=== Exercise goal ===
Copy every line that holds the string "icon" from the data below.

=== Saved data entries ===
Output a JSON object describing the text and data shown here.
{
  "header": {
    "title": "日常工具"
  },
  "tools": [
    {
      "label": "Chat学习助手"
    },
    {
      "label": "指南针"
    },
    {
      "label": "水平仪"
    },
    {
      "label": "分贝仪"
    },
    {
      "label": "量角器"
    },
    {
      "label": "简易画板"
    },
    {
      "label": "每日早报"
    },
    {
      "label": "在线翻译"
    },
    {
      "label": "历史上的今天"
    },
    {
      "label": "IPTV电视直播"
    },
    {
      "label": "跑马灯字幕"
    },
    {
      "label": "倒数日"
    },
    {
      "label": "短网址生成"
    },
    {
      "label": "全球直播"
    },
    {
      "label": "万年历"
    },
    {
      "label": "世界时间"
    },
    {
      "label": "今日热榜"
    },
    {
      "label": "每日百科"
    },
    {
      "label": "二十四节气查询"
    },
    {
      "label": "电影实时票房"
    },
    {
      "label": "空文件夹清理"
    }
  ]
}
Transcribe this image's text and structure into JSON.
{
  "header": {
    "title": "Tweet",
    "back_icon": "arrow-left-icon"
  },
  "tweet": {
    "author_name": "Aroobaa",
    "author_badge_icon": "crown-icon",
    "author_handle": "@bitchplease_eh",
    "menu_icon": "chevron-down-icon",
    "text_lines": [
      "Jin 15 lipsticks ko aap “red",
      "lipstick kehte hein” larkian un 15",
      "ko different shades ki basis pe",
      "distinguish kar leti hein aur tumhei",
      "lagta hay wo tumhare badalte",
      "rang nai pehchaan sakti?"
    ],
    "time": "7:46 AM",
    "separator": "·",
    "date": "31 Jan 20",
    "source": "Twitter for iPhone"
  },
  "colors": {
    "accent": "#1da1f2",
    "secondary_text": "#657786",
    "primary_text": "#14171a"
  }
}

=== Response to the exercise ===
    "back_icon": "arrow-left-icon"
    "author_badge_icon": "crown-icon",
    "menu_icon": "chevron-down-icon",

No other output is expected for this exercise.